It is true, however, that there has been some push from Brazilian authorities to change this situation, even amid severe education budget restrictions which are hitting universities particularly hard. One example of is the project “Em Busca do Tesouro” (Hunting for Treasure”).
The Ministry of the Economy and National Treasury have teamed up with Instituto Mauricio de Sousa—the company behind the extremely popular Brazilian comic series “Monica’s Gang”—to create comics about financial education. The project started at the end of 2018, reaching nine elementary schools in the state of Goiás. Now, their goal is to increase the project’s reach to up to 30,000 youngsters in the Federal District.
A change in mindset
While valid, these efforts may be too little, too late for an entire generation of Brazilians. As of June, 63.4 million Brazilians—or 40 percent of adults—defaulted on their debts, according to credit bureau Serasa Experian. The number is the highest since the data began being measured in 2016. Default levels rose even faster among the oldest share of the population; among senior citizens, indebtedness rose 3.5 times faster than the rest of society within a year.
The credit reporting agency puts that down to widespread unemployment, but also to bad financial practices. “With a smaller income, people look for financial aid from their relatives as a resource. They also take over loans that compromise their incomes—and that’s why senior citizens get in even more debt.”
For Mr. Fortes, this is also a cultural issue, and tackling the taboo of talking about finances is essential to break this vicious cycle. Including the subject in schools is seen as a first step in this direction.
“Finances were never something we discussed at a Sunday lunch. Normally, talking about debts would put you in a vulnerable position, parents did not want that. So, the most important contribution of financial education is the development of more conscious adults towards indebtedness, investments, and consumption.

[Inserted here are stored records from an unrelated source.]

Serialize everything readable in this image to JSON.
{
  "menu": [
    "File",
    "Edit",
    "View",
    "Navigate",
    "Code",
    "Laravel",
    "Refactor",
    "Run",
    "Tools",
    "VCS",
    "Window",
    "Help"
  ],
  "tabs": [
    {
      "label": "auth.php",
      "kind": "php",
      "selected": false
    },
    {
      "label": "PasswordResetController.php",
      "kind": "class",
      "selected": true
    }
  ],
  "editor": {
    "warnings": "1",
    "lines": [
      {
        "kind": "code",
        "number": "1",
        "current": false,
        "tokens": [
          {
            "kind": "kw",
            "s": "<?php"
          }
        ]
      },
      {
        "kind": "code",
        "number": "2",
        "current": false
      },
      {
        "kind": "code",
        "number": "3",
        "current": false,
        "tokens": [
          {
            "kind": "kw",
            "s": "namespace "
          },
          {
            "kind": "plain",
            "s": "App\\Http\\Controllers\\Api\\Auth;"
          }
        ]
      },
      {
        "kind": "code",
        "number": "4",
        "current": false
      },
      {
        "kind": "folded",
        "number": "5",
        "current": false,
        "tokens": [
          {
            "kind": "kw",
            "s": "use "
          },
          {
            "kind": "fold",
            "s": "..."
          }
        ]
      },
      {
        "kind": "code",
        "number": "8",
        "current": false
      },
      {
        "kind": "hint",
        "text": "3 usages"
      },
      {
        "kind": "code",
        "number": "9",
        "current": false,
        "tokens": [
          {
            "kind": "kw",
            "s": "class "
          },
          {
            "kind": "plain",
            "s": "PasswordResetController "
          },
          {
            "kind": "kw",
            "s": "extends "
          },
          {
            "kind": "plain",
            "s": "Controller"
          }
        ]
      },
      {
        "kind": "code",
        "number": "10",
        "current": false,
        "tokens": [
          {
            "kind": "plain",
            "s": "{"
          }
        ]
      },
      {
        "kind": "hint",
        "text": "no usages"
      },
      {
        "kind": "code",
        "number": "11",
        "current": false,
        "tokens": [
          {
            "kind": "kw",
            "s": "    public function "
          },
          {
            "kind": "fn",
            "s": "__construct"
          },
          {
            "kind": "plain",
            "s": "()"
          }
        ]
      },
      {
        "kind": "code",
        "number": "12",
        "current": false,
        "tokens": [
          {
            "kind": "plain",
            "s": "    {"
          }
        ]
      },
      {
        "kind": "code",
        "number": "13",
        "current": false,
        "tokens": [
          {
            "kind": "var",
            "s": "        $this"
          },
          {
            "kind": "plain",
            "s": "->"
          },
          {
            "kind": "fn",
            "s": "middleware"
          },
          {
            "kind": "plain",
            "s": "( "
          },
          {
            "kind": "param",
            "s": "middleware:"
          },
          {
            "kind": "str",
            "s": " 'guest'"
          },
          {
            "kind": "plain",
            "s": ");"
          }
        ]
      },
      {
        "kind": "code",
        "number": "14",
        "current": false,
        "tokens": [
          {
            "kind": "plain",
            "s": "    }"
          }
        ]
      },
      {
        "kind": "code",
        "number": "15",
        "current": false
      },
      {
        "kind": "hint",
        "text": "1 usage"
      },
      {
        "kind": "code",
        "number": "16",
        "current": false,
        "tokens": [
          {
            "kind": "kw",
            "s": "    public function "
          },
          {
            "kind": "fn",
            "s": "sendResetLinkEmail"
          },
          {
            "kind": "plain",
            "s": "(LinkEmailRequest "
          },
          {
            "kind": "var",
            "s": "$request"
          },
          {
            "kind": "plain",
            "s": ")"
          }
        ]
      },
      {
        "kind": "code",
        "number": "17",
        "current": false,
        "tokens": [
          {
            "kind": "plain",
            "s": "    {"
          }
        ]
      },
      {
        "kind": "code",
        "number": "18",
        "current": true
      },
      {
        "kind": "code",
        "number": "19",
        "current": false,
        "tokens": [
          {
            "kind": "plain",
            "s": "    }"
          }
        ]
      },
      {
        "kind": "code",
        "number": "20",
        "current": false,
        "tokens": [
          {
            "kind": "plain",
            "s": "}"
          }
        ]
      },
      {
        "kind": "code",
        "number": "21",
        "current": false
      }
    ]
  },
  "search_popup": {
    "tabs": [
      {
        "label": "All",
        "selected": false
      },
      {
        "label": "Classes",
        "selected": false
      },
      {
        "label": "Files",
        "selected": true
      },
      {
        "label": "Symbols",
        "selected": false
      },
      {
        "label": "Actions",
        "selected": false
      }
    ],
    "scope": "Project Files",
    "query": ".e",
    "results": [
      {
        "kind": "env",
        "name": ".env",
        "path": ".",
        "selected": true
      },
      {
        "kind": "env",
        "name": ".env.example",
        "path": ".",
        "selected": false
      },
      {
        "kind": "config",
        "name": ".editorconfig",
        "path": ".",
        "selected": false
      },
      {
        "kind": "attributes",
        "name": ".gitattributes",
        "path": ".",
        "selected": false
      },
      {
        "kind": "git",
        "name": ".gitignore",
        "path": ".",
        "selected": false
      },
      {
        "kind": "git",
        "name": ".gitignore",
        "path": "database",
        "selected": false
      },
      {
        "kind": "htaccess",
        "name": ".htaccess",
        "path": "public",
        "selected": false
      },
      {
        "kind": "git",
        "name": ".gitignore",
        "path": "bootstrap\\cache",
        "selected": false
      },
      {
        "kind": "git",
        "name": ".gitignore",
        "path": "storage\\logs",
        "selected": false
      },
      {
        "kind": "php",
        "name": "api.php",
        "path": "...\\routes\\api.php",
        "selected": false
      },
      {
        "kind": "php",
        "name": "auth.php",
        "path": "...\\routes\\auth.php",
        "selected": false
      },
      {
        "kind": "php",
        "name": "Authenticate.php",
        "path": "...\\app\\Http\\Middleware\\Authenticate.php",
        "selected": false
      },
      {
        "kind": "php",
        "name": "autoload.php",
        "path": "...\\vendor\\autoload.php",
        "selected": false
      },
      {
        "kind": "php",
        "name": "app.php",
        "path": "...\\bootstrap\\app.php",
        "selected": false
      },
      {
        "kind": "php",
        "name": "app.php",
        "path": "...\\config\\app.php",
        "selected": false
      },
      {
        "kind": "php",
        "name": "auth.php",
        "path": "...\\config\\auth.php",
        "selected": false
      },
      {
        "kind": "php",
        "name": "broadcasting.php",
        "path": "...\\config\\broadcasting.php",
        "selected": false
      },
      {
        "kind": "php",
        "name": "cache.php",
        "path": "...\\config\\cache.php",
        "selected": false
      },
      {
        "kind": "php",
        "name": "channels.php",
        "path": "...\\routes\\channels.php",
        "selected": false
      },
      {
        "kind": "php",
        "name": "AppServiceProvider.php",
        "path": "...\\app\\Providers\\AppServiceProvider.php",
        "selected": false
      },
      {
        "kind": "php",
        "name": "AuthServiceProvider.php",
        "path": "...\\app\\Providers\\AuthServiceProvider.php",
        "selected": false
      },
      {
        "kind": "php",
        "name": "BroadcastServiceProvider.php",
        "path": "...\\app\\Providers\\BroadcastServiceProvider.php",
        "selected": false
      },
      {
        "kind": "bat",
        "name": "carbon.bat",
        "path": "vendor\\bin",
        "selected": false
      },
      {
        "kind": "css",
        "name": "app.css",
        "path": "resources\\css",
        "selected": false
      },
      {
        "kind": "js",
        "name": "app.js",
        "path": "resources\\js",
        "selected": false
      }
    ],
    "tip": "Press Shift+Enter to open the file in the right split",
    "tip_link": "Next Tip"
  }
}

It is a change in mindset, it gives people autonomy and freedom of choice. The person who is not free from debts is not free at all”, she says.